Atinuke: You're amazing Anna Hibiscus!
Meet African storyteller Atinuke and learn all about Anna Hibiscus, who lives in Nigeria with her large family, including her twin brothers Double and Trouble. This time the two boys are permanently getting themselves into trouble and in Atinuke's You’re Amazing, Anna Hibiscus!, the final book of the series, Anna spends her time trying to prove how extraordinary she is.
Atinuke was born in Nigeria and grew up in Lagos – the third biggest city in the world! Atinuke always wanted to be an author, but it was children in the UK asking her what it was like to live in Africa that eventually got her writing books, now all her stories are set in her African homeland. Anna Hibiscus made it into Time Out New York’s 70 Best Kids’ Books of all Time for Families. This event is great for… Exploring life in Africa.
Atinuke was born in Nigeria to a Nigerian university lecturer father and an English editor mother. When she was ten she was sent to boarding school in England. This was something she wanted very much (due to reading far too much Enid Blyton).
Luckily it was only three years before her parents moved to England with her sisters and brand new baby brother and she was able to leave boarding school and embark on a new adventure with her siblings at the local comprehensive school.
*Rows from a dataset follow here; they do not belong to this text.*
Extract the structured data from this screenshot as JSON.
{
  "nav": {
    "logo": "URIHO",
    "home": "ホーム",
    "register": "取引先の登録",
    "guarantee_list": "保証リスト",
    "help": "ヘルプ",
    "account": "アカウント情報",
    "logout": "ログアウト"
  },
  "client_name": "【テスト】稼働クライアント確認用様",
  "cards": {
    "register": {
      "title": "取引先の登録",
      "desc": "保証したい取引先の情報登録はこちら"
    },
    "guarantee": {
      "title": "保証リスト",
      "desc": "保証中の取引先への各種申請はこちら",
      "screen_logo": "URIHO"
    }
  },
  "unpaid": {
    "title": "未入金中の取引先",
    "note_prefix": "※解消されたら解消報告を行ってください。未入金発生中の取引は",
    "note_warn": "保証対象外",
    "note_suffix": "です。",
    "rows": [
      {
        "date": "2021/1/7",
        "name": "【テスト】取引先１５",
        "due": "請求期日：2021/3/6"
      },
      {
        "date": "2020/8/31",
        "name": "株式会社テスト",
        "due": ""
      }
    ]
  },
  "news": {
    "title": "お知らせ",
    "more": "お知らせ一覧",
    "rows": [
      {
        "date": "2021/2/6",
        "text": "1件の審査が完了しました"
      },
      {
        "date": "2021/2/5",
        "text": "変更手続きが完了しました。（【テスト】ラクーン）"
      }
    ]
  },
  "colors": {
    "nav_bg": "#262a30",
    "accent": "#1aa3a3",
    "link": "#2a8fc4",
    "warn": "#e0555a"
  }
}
Her father went back to Nigeria after only a year and she joined him in the school holidays. After a gap year in Paris, she went to the University of York in the north of England to study English, French and Commonwealth Literatures. She started collecting stories and performing them all over the world, focussing on stories from Africa and the African diaspora. In 2005 an illness stopped her from travelling long enough to write the first "Anna Hibiscus" stories "Anna Hibiscus" was quickly followed by "The No.1 Car Spotter" which she wrote for (and with) her own sons. She lives in a tiny cabin on a rocky, boggy mountainside overlooking the sea. She is still collecting and telling stories writing book after book at a table in her kitchen-living room (or in her car when the noise drives me crazy) and the boys patiently listen to draft after draft.
Children must be accompanied by a parent or guardian.